TPO stands for Thermoplastic PolyOlefin. TPO membranes are single-ply roof membranes constructed from ethylene propylene rubber. TPO is the fastest growing segment in the commercial roofing industry. TPO is designed to combine the durability of EPDM rubber with the proven performance of hot-air weldable seams. They have been tested as having excellent resistance to ozone, are algae-resistant, environmentally friendly and safe to install. The material’s manufacturers are so confident in properly welded seams that the material is sometimes advertised as a monolithic (seamless) roof. Seam strengths are reportedly 3 to 4 times those of EPDM’s adhesive and tape seams. TPO is highly resistant to tears, impacts, and punctures. It also has good flexibility to allow for building movement. TPO’s are available in white, light gray, and black with thicknesses of either 45 mils (.045″) or 60 mils (.060″). The width of the membrane depends on the manufacturer but they usually come in widths of six to six-and-a-half feet and are one-hundred feet in length.
Originally introduced in Europe in the early 1960s, polyvinyl chloride (PVC) roofing systems were among the first single-ply commercial roofing materials. Today, reinforced PVC roofs – also called vinyl roofs – account for 65 percent of the European commercial roofing single-ply market, and North American growth has outpaced the commercial roofing industry as a whole for more than 10 years. Today, PVC is an increasingly popular thermoplastic roofing membrane worldwide.
PVC Installation Methods
- Fully Adhered -Fully adhered means that the roof is “glued” to the substrate using a special adhesive. What actually happens is the glue creates a chemical bond with the membrane.
- Mechanically Attached – Mechanically-attached membranes are those that use some type of special screw-type fastener to secure it. The type of fastener will depend on the type of substrate but all fasteners are generally screw-type fasteners.

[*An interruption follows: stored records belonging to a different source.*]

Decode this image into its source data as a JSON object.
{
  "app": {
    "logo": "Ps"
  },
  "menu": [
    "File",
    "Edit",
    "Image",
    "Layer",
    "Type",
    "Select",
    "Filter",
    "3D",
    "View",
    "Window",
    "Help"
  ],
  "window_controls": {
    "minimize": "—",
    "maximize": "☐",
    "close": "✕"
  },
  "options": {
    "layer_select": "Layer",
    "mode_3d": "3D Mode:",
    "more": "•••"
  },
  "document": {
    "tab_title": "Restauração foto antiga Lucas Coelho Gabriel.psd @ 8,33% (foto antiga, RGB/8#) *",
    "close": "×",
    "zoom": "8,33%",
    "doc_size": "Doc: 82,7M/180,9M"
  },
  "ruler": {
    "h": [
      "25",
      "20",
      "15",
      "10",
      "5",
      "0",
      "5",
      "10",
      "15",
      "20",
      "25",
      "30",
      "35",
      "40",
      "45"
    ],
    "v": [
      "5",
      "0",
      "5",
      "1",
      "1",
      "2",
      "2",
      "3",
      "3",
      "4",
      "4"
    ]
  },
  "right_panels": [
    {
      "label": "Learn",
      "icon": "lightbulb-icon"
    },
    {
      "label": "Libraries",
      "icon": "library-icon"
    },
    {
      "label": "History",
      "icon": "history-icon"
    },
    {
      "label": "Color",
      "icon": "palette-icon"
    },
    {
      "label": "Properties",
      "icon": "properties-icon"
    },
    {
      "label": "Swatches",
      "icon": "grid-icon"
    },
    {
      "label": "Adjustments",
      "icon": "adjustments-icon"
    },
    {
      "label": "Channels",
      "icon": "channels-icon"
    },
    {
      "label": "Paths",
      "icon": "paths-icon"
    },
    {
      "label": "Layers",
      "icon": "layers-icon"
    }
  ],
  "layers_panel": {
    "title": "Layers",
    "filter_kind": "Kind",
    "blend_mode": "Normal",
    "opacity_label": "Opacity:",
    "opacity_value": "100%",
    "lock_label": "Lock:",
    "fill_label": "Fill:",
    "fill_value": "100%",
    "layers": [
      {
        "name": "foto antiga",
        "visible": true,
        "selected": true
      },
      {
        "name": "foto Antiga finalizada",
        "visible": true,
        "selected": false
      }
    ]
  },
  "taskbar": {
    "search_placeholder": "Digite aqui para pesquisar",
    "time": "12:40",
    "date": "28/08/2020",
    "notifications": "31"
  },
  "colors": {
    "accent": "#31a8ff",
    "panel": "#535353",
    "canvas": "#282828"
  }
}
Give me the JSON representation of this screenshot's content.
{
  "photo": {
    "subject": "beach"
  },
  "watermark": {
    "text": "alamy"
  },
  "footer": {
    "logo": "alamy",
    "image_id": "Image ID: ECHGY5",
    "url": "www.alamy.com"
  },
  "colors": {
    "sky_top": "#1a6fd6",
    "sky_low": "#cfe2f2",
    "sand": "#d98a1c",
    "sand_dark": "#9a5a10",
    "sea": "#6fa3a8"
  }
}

- Ballasted – Ballasted simply means the membrane is loose laid over the top of the roof, sealed at all penetrations and around the perimeter, and then a ballast is put on it to hold it in place. Ballast usually consists of smooth, round, river rock 2″ – 3″ in diameter and is applied at a rate of 1,000 to 1,200 pounds per roof square (100 sq. ft.). Sometimes concrete pavers are used in their place. These average 20 pounds per square foot.